Well, sort of. I mean it could move like a Rook, but remain stationary when fired, and only fire so far.
The Chinese Cannon implying an intervening obstacle is just what make it so rich of possibilities and so different from all other pieces. Isn'it?
But only rich in xiang-qi, as yet. Like Abigail astutely said earlier, taking a piece from one game set and putting it into another isn't necessarily a panacea; in fact it may be the opposite, or stoical at best. It is hard to say really without examination, but I suppose that with unlimited fire range, the game would just turn into a shooting gallery, or both players would spend most of their time dodging these threats.
You suggest a 12x10 with 12 rows and 10 columns, have I grasp what you wrote? If correct, I don't see the point for the melioration. I thought more for a 10 rows and 12 columns, in order to expand the positionning at the start.
Yes, the "vertical" dimension would be across the board, like from one player to another.
I refrein to propose a 12x12 board, fearing to be consider as a megalomaniac :-). But is that really foolish?
Not at all! Chess Variant Pages is loaded with countless ideas, including many with large boards. I think foolish are those that purport an oblong board, say like 8 by 20, especially loaded with a myriad of pieces.
I totaly agree with you, the best would be to experiment and so doing improving more surely. I wonder if Fencer read this discussion board. Perhaps he could envisage to program your nice idea of a "Idea editor". How a rich source for new ideas it will feed!

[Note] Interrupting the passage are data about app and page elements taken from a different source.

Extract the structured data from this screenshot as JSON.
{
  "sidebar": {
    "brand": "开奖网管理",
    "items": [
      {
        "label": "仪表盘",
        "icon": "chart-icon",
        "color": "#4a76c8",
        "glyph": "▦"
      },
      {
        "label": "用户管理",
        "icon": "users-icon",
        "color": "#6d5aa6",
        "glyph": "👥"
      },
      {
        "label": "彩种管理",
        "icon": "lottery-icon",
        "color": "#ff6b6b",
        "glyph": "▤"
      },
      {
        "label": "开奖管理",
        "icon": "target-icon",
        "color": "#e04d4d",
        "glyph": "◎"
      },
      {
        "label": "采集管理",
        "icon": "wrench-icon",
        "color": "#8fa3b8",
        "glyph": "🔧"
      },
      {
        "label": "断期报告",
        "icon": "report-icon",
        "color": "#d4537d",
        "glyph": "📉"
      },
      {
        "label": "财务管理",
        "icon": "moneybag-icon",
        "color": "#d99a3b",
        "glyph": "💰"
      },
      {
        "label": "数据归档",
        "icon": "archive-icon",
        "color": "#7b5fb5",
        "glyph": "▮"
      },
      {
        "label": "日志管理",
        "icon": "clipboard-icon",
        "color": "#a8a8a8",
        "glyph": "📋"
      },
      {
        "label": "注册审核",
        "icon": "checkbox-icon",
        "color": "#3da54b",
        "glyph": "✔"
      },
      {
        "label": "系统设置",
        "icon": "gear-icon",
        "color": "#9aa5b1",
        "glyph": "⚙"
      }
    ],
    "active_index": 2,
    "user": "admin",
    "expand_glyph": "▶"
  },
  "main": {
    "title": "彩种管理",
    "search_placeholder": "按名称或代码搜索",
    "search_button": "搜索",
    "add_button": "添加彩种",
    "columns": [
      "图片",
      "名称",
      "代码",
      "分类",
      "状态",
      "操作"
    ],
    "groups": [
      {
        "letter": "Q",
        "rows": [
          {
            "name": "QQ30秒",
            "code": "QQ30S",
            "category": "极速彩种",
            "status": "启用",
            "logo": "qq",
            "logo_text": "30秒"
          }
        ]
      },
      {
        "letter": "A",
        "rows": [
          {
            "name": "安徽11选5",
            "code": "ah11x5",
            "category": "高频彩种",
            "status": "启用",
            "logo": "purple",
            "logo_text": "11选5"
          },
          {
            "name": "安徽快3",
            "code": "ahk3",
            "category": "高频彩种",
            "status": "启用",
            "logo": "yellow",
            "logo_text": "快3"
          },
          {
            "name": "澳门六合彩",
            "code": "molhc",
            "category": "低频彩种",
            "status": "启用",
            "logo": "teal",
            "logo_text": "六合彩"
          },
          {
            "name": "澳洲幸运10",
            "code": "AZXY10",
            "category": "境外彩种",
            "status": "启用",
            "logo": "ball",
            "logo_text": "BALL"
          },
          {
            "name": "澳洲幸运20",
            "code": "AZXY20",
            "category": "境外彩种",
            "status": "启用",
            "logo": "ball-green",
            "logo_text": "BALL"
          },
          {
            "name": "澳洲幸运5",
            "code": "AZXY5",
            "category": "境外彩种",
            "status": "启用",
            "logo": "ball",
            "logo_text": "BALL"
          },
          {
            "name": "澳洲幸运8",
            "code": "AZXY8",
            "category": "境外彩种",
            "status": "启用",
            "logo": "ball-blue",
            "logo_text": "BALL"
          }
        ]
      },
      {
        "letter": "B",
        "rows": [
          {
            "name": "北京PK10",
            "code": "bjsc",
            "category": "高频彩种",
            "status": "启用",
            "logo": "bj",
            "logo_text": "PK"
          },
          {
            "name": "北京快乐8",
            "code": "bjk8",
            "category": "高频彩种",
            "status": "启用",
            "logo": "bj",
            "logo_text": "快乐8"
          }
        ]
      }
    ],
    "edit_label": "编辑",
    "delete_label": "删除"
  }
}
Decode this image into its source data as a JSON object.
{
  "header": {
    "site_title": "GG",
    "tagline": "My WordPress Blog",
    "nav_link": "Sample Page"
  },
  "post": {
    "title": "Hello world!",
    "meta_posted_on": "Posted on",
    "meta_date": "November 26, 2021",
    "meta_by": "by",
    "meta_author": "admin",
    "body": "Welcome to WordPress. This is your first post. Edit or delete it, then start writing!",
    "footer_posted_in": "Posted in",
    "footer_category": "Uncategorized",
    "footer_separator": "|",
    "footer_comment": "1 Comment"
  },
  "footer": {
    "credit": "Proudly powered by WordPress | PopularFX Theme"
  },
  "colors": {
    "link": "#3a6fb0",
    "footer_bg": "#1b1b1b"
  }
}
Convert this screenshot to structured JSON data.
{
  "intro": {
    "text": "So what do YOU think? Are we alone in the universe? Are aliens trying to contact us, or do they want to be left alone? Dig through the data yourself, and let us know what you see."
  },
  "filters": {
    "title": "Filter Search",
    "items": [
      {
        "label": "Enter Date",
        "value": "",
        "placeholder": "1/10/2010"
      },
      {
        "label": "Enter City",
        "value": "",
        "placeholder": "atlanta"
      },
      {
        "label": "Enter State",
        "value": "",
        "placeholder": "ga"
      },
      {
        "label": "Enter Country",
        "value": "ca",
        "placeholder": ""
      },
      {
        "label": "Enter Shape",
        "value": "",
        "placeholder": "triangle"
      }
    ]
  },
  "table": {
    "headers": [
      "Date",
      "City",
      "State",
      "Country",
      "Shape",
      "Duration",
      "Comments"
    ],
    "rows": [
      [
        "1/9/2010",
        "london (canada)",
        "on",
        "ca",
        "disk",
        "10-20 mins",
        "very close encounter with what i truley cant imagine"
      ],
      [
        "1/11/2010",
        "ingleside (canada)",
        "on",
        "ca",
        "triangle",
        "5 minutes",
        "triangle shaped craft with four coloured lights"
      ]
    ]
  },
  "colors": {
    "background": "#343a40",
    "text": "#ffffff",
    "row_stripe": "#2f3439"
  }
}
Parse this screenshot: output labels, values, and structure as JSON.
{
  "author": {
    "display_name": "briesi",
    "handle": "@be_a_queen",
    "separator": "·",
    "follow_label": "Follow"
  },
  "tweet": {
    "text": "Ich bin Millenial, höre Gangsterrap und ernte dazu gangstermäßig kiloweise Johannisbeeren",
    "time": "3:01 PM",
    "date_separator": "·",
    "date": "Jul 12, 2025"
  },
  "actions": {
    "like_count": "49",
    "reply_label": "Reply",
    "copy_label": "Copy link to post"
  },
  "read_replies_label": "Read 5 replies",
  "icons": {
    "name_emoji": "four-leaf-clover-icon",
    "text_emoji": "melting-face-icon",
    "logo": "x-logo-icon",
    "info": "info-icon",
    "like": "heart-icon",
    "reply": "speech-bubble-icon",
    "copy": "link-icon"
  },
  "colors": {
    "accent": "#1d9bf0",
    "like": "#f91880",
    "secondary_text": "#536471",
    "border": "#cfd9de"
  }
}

With so many talk boards here, I don't see how he can keep up with all of them, unless a moderator brings a special item to his attention. BTW, maintenance is acutely lacking; one person listed as a moderator here has been gone for two and a half years!!?